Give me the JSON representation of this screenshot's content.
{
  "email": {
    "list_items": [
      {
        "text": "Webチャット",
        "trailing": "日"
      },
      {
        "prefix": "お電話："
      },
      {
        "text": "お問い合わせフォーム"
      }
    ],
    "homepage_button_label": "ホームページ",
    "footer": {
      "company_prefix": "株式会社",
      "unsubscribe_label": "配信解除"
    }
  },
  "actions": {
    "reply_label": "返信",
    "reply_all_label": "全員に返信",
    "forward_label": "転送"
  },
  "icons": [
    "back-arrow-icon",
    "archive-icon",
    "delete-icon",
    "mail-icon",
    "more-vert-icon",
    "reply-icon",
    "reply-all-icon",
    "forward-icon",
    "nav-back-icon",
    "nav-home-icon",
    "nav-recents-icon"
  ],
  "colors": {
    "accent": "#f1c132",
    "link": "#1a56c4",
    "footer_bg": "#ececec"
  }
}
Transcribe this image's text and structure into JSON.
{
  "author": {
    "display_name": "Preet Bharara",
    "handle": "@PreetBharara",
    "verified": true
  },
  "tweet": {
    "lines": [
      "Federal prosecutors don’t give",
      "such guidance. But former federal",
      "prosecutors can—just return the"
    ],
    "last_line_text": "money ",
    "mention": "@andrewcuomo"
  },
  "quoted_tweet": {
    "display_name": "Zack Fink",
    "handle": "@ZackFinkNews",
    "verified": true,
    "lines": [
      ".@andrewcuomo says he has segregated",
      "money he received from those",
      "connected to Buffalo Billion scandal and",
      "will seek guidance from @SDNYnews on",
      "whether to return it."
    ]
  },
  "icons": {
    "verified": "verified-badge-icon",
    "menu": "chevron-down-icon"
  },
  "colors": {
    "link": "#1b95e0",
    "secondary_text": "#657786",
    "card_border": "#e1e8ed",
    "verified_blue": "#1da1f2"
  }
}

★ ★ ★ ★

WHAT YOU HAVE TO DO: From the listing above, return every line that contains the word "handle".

ANSWER AREA:
    "handle": "@PreetBharara",
    "handle": "@ZackFinkNews",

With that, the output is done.